* [WHAT YOU WILL DO]
Count every line below that contains "save", then state the total with no other output.

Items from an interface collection
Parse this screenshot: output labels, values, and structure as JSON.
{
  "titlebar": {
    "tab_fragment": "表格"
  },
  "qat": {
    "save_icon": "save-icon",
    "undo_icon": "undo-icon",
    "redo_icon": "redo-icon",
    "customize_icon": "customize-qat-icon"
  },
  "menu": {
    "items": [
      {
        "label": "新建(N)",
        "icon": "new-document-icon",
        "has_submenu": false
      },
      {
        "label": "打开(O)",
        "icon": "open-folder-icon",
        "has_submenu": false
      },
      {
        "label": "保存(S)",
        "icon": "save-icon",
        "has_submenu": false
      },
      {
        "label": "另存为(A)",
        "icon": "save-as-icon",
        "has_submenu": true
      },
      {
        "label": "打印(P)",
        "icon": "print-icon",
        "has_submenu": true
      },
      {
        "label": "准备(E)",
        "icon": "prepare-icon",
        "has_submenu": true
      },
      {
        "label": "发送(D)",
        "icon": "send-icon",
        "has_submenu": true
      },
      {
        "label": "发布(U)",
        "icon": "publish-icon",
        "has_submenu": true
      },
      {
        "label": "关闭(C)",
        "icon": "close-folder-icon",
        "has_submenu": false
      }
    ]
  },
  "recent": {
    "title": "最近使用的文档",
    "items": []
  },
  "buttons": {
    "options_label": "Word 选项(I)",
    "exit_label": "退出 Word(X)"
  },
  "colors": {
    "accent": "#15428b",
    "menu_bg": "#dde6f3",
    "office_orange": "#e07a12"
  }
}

* [EXERCISE OUTPUT]
3